# (Verification) If $A \subsetneq B$, and $B \subsetneq C$, then $A \subsetneq C$

Statement to be proved: If $$A \subsetneq B$$, and $$B \subsetneq C$$, then $$A \subsetneq C$$.

First method: Inequality: If $$A \subsetneq B$$ then there exists an $$x\in B$$ such that $$x\notin A$$. Let $$z:z\in B \wedge z\notin A$$

Similarly, if $$x\in B\implies x\in C$$, then $$z\in C$$, but if $$z\notin A$$, then there is an element in $$C$$ not in $$A$$, so $$A\ne C$$.

$$(x\in A\implies x\in B, x\in B \implies x\in C) \implies (x\in A \implies x\in C)$$. Thus at best $$x\subset C$$. But since $$A\ne C$$, then $$A\subsetneq C$$. Q.E.D.

Second method (I couldn't use this in the exercise as cardinality came later):

$$A\subsetneq B$$ means that all elements in $$A$$ are in $$B$$, but some elements in $$B$$ are not in $$A$$. So $$n(A). Same can be said about $$B$$ and $$C$$: $$n(B). Combining the two inequalities: $$n(A) so it follows that $$A\neq C$$.

The fact that all elements in $$A$$ are in $$C$$ is proven the same way as in the first method.

I think this is correct, but I'm not entirely sure as to the logical soundess.

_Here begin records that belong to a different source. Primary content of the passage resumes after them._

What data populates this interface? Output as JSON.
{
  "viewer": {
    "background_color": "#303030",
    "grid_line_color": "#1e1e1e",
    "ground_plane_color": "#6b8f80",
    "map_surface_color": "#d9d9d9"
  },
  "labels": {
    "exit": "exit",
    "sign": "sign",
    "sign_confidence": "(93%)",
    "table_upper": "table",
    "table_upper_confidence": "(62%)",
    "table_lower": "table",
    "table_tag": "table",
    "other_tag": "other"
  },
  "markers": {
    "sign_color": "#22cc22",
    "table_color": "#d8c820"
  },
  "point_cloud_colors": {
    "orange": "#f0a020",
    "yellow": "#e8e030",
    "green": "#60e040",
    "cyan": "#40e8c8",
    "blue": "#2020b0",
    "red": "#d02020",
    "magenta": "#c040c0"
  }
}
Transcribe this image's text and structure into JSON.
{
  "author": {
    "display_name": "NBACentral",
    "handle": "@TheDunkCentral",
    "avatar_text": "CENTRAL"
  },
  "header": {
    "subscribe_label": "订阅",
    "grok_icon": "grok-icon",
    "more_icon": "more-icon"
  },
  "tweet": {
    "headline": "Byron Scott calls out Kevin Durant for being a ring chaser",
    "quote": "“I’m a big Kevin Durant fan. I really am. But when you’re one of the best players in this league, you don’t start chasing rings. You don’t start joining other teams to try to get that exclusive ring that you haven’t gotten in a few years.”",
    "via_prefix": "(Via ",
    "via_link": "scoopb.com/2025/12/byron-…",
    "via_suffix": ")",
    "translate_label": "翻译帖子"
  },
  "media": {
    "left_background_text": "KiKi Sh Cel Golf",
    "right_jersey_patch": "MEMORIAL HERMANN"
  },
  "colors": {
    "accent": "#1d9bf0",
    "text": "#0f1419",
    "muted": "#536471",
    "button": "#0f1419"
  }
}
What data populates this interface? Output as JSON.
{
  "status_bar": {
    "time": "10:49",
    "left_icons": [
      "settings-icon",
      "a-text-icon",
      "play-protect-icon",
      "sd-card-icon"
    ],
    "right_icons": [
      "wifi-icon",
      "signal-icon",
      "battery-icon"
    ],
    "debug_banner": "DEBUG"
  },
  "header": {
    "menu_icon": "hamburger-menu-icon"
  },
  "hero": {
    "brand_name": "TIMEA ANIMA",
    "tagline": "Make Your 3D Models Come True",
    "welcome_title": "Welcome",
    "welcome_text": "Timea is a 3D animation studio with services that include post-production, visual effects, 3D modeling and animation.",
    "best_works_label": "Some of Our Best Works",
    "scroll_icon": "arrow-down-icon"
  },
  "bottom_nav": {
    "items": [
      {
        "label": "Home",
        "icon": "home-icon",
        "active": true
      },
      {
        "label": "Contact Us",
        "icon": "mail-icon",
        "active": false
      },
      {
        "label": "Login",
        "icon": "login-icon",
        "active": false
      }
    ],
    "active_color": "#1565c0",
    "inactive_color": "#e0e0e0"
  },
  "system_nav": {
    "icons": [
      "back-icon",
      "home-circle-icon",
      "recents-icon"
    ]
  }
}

I also think there is a faster way of doing it (but I mainly want to know if it is correct).

EDIT: I use $$\subsetneq$$ to mean "A is a subset of B, but A is not equal to B"

• @MauroALLEGRANZA $‘\subsetneq’ ≠ ‘\not\subseteq’$ Jul 30, 2020 at 7:37
• @MauroALLEGRANZA I use the symbol $\subsetneq$ to be 'A is a subset of B, but A is not equal to B'. The book I'm reading (Tao's Analysis I) uses this notation. Jul 30, 2020 at 7:38
• @MauroALLEGRANZA It's not $\subseteq$ it's $\subsetneq$. Jul 30, 2020 at 7:38
• Your second method is only valid for finite sets. Jul 30, 2020 at 7:39
• @MauroALLEGRANZA But for a $z$ in $B$, the same $z$ is in $C$, and due to that, that very $z$ which is also in $C$ is not in $A$. Why can't we have the same $z$? Jul 30, 2020 at 7:44

• The second argument does not work in the direction you are mentioning, because $A\subsetneq B\subsetneq C$ is perfectly consistent with $n(A)=n(B)=n(C)$.